Aim of the exercise
Images do not belong in the copy; retype the rest of the entries below exactly.

+++++

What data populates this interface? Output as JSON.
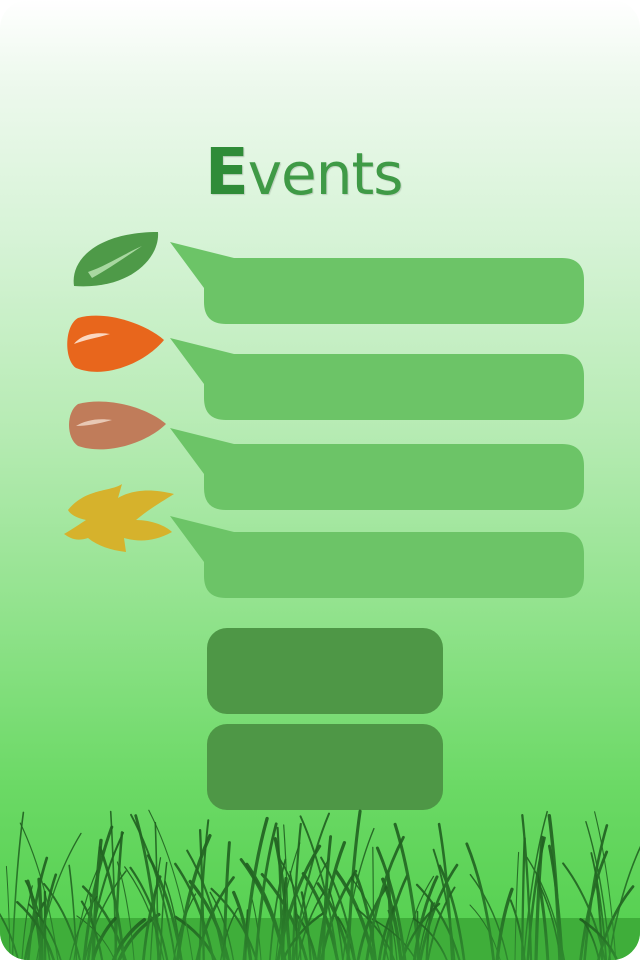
{
  "title": {
    "first_letter": "E",
    "rest": "vents"
  },
  "events": [
    {
      "leaf": "green-leaf-icon",
      "color": "#4e9a48",
      "label": ""
    },
    {
      "leaf": "orange-leaf-icon",
      "color": "#e8661c",
      "label": ""
    },
    {
      "leaf": "brown-leaf-icon",
      "color": "#c07c5a",
      "label": ""
    },
    {
      "leaf": "yellow-leaf-icon",
      "color": "#d6b22c",
      "label": ""
    }
  ],
  "buttons": [
    {
      "label": ""
    },
    {
      "label": ""
    }
  ],
  "colors": {
    "bubble": "#6cc467",
    "button": "#4e9746",
    "title": "#3f9a46",
    "grass": "#2f7a2f"
  }
}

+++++

Task output
What data populates this interface? Output as JSON.
{
  "title": {
    "first_letter": "E",
    "rest": "vents"
  },
  "events": [
    {
      "leaf": "green-leaf-icon",
      "color": "#4e9a48",
      "label": ""
    },
    {
      "leaf": "orange-leaf-icon",
      "color": "#e8661c",
      "label": ""
    },
    {
      "leaf": "brown-leaf-icon",
      "color": "#c07c5a",
      "label": ""
    },
    {
      "leaf": "yellow-leaf-icon",
      "color": "#d6b22c",
      "label": ""
    }
  ],
  "buttons": [
    {
      "label": ""
    },
    {
      "label": ""
    }
  ],
  "colors": {
    "bubble": "#6cc467",
    "button": "#4e9746",
    "title": "#3f9a46",
    "grass": "#2f7a2f"
  }
}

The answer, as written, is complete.